Mike DiPietro usually oversees custodial work across all the City buildings, and George Lane typically builds out City construction projects, but the two of them found themselves driving into Boston on Monday to pick up nearly three tons of food from the Greater Boston Food Bank – all of it to be used to help nearly 500 families receive groceries at the new Connolly Center grab ‘n go.
ISD Director Jim Soper is known for reviewing plans, and Louis Steffieri typically makes food inspections, but both of them and the entire department has found themselves delivering about 400 hot meals every weekday to those in need prior to getting on with their normal work.
It’s all been a part of City departments and their workers transforming how they deliver City services during what has been an unprecedented pandemic and one that has created a huge need for food and groceries among older adults and families losing jobs and incomes.
“Honestly, I have no problem doing it at all,” said DiPietro. “We have to do what we have to do right now. We just pick up when the mayor calls us. I have no problem doing that. It’s helping so many people too. When you see all the people grateful for food and you’re helping to make that happen, it’s really worth it.”
Added Lane, “It’s definitely a bright spot in troubled times.”
DiPietro has made several trips into the Food Bank to take food deliveries, having to hand-load several tons of food even on his day off. After picking it up in the City’s truck, he returns to the Connolly Center where he also unloads it with the help of others. On Monday, they were bringing pasta, beans, pears, raisins, corn, beef, soups apples and other such goods.
Once at the Connolly Center, it goes into the hands of Dale Palma and his crew of volunteers.
Palma typically provides about 40 meals per day to the senior citizen community at the Center, as well as a vigorous programming and exercise regimen. Now, however, he has become an impromptu drive-thru grocery store for those in need, and has also coordinated the procurement and delivery of nearly 400 prepared hot meals every weekday.
“It’s eye opening to see the need and the City’s immediate response to the need,” he said. “As I talk to other Elder Services in other cities…Everett is by far ahead of the curve. Other cities have already shut down operations or have never started going.”
At the new grad n’ go, Palma’s crew of City workers, and volunteers from the Council on Aging take in the food delivered by DiPietro and others. With bags waiting, they organize the massive amounts of food into single servings and then have them ready at the curb once per week. Families and senior citizens – with no one turned away – drive up, get their grocery bag put in the car, and drive away so there is minimal contact exposure.
They have been serving several hundred households with the grab n’ go each week, he said, and it has been full on nearly every day.
“There are no off hours in this situation,” he said. “You’re on and you have to be. It’s a crisis. We had Easter Sunday off, but before that most of us had worked 15 days straight.”

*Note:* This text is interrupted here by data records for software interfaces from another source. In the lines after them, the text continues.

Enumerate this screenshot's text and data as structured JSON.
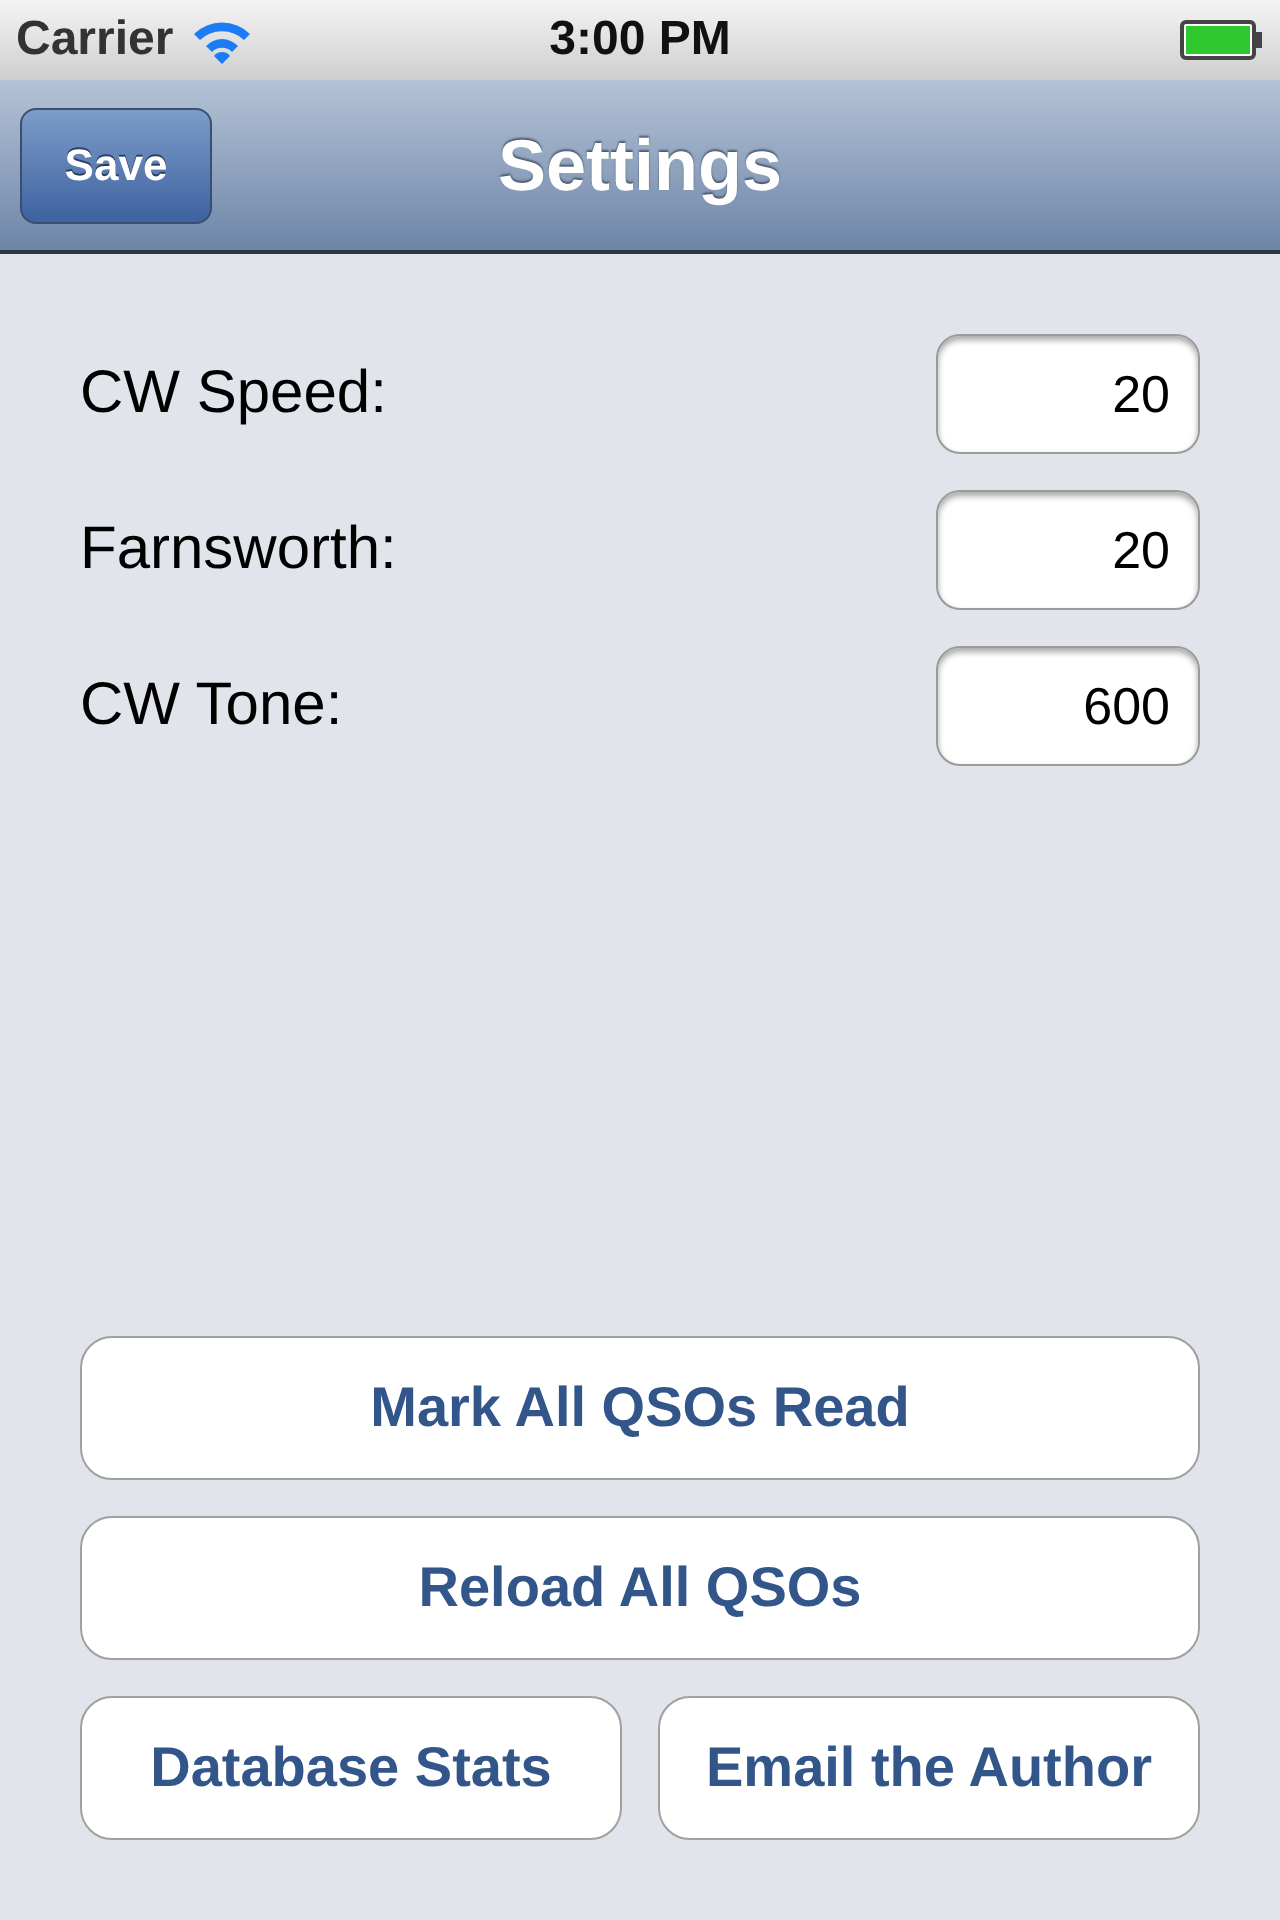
{
  "status_bar": {
    "carrier": "Carrier",
    "time": "3:00 PM"
  },
  "nav_bar": {
    "title": "Settings",
    "left_button": "Save"
  },
  "fields": [
    {
      "label": "CW Speed:",
      "value": "20"
    },
    {
      "label": "Farnsworth:",
      "value": "20"
    },
    {
      "label": "CW Tone:",
      "value": "600"
    }
  ],
  "buttons": [
    [
      "Mark All QSOs Read"
    ],
    [
      "Reload All QSOs"
    ],
    [
      "Database Stats",
      "Email the Author"
    ]
  ]
}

Soper said he and three of his ISD inspectors, including Steffieri, report to Palma most every weekday. Working with several Everett caterers, Palma has ramped up the meals program from about 40 a day to 400 a day. Those meals are delivered and prepped at the Connolly Center.

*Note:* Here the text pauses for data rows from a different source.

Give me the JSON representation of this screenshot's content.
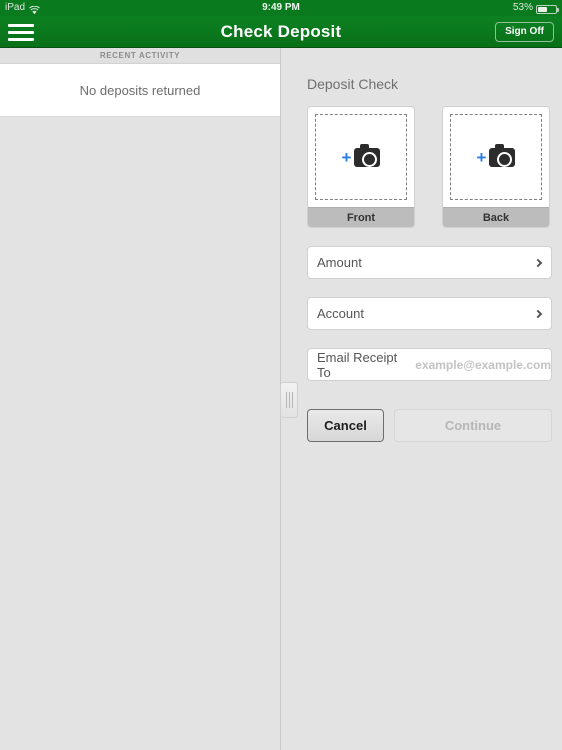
{
  "status_bar": {
    "device": "iPad",
    "wifi_icon": "wifi-icon",
    "time": "9:49 PM",
    "battery_percent": "53%",
    "battery_icon": "battery-icon"
  },
  "nav_bar": {
    "menu_icon": "hamburger-menu-icon",
    "title": "Check Deposit",
    "sign_off_label": "Sign Off"
  },
  "left_panel": {
    "section_header": "RECENT ACTIVITY",
    "empty_message": "No deposits returned"
  },
  "splitter": {
    "grip_icon": "drag-handle-icon"
  },
  "detail": {
    "title": "Deposit Check",
    "captures": [
      {
        "label": "Front",
        "plus_icon": "plus-icon",
        "camera_icon": "camera-icon"
      },
      {
        "label": "Back",
        "plus_icon": "plus-icon",
        "camera_icon": "camera-icon"
      }
    ],
    "fields": [
      {
        "label": "Amount",
        "chevron_icon": "chevron-right-icon"
      },
      {
        "label": "Account",
        "chevron_icon": "chevron-right-icon"
      }
    ],
    "email_field": {
      "label": "Email Receipt To",
      "placeholder": "example@example.com",
      "value": ""
    },
    "buttons": {
      "cancel_label": "Cancel",
      "continue_label": "Continue"
    }
  },
  "colors": {
    "brand_green": "#0a7a1f",
    "accent_blue": "#2a7de1",
    "panel_gray": "#e3e3e3",
    "label_gray": "#bcbcbc"
  }
}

Then Soper and his crew begin to distribute them to set addresses provided from calls to the 3-1-1 system.
“After Dale makes the food, we pick it up in our ISD vehicles,” he said. “We have three guys making deliveries five days a week. We’re delivering approximately 400 meals a day. That’s 2,000 meals a week. We’re not going one week on and one week off. It’s every weekday working our 35 hour shifts. We stay out of City Hall as much as possible. And we’re still taking enforcement calls and going out for those inspections in between deliveries.”
Most days, they pick up everything around 10:30 a.m. so they can have lunch on the table for residents by noon. They wear masks and gloves and deliver to many of the senior buildings, including 66 Main St. and Whitney-Lorenti House.

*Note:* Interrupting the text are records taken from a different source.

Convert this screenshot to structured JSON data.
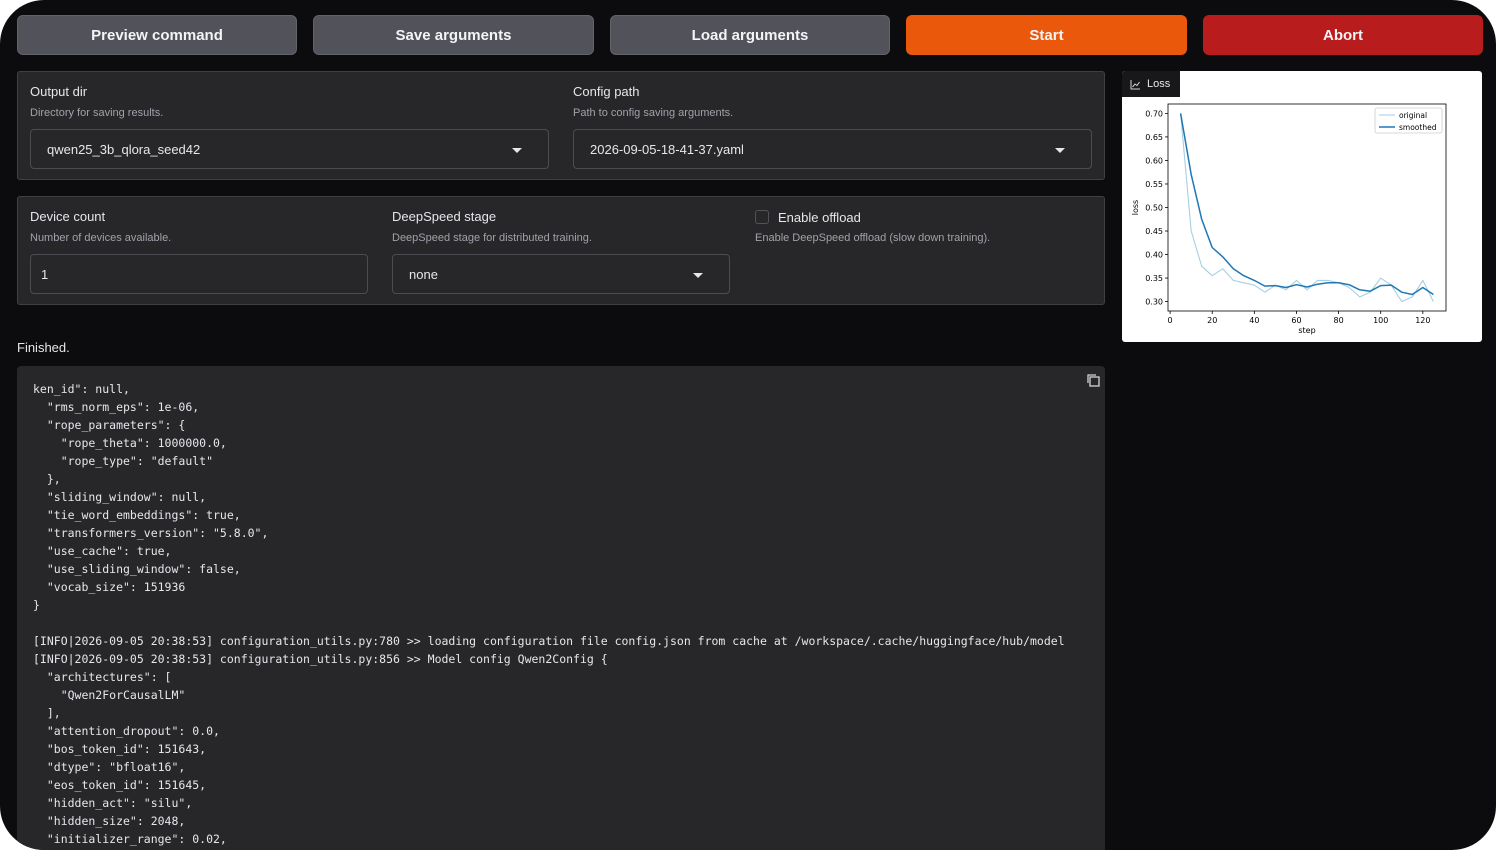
{
  "toolbar": {
    "preview_label": "Preview command",
    "save_label": "Save arguments",
    "load_label": "Load arguments",
    "start_label": "Start",
    "abort_label": "Abort"
  },
  "colors": {
    "start": "#ea580c",
    "abort": "#b91c1c",
    "panel": "#27272a",
    "background": "#0c0c0f",
    "series_original": "#a6cee3",
    "series_smoothed": "#1f77b4"
  },
  "output_dir": {
    "label": "Output dir",
    "info": "Directory for saving results.",
    "value": "qwen25_3b_qlora_seed42"
  },
  "config_path": {
    "label": "Config path",
    "info": "Path to config saving arguments.",
    "value": "2026-09-05-18-41-37.yaml"
  },
  "device_count": {
    "label": "Device count",
    "info": "Number of devices available.",
    "value": "1"
  },
  "deepspeed": {
    "label": "DeepSpeed stage",
    "info": "DeepSpeed stage for distributed training.",
    "value": "none"
  },
  "offload": {
    "label": "Enable offload",
    "info": "Enable DeepSpeed offload (slow down training).",
    "checked": false
  },
  "status": {
    "text": "Finished."
  },
  "log": {
    "text": "ken_id\": null,\n  \"rms_norm_eps\": 1e-06,\n  \"rope_parameters\": {\n    \"rope_theta\": 1000000.0,\n    \"rope_type\": \"default\"\n  },\n  \"sliding_window\": null,\n  \"tie_word_embeddings\": true,\n  \"transformers_version\": \"5.8.0\",\n  \"use_cache\": true,\n  \"use_sliding_window\": false,\n  \"vocab_size\": 151936\n}\n\n[INFO|2026-09-05 20:38:53] configuration_utils.py:780 >> loading configuration file config.json from cache at /workspace/.cache/huggingface/hub/model\n[INFO|2026-09-05 20:38:53] configuration_utils.py:856 >> Model config Qwen2Config {\n  \"architectures\": [\n    \"Qwen2ForCausalLM\"\n  ],\n  \"attention_dropout\": 0.0,\n  \"bos_token_id\": 151643,\n  \"dtype\": \"bfloat16\",\n  \"eos_token_id\": 151645,\n  \"hidden_act\": \"silu\",\n  \"hidden_size\": 2048,\n  \"initializer_range\": 0.02,"
  },
  "chart_tab": {
    "label": "Loss",
    "icon": "chart-icon"
  },
  "chart_data": {
    "type": "line",
    "xlabel": "step",
    "ylabel": "loss",
    "xlim": [
      -1,
      131
    ],
    "ylim": [
      0.28,
      0.72
    ],
    "xticks": [
      0,
      20,
      40,
      60,
      80,
      100,
      120
    ],
    "yticks": [
      0.3,
      0.35,
      0.4,
      0.45,
      0.5,
      0.55,
      0.6,
      0.65,
      0.7
    ],
    "legend_position": "top-right",
    "grid": false,
    "series": [
      {
        "name": "original",
        "x": [
          5,
          10,
          15,
          20,
          25,
          30,
          35,
          40,
          45,
          50,
          55,
          60,
          65,
          70,
          75,
          80,
          85,
          90,
          95,
          100,
          105,
          110,
          115,
          120,
          125
        ],
        "values": [
          0.7,
          0.45,
          0.375,
          0.355,
          0.37,
          0.345,
          0.34,
          0.335,
          0.32,
          0.335,
          0.325,
          0.345,
          0.325,
          0.345,
          0.345,
          0.34,
          0.33,
          0.31,
          0.32,
          0.35,
          0.335,
          0.3,
          0.31,
          0.345,
          0.3
        ]
      },
      {
        "name": "smoothed",
        "x": [
          5,
          10,
          15,
          20,
          25,
          30,
          35,
          40,
          45,
          50,
          55,
          60,
          65,
          70,
          75,
          80,
          85,
          90,
          95,
          100,
          105,
          110,
          115,
          120,
          125
        ],
        "values": [
          0.7,
          0.57,
          0.475,
          0.415,
          0.395,
          0.37,
          0.355,
          0.345,
          0.333,
          0.334,
          0.33,
          0.336,
          0.331,
          0.337,
          0.34,
          0.34,
          0.336,
          0.325,
          0.322,
          0.334,
          0.335,
          0.32,
          0.315,
          0.33,
          0.315
        ]
      }
    ]
  }
}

“What I know from the guys that are doing this is they are very happy to make people so happy,” he said. “They all enjoy doing it. Your heart gives a little bit during these times.”
Mayor Carlo DeMaria said he has really appreciated how all of the above have stepped up and gone beyond their typical jobs. He pointed out that each of those working to get food in the hands of residents every day are putting their health and safety in jeopardy to be able to help.
Added Jerry Navarro, director of Health and Human Services, “Everyone is just pitching in and doing their part to try to help everyone get through this pandemic safely. Obviously, the mayor asked us to do what we have to do to make sure people are fed and to get them food. Everyone has come together at a critical time.”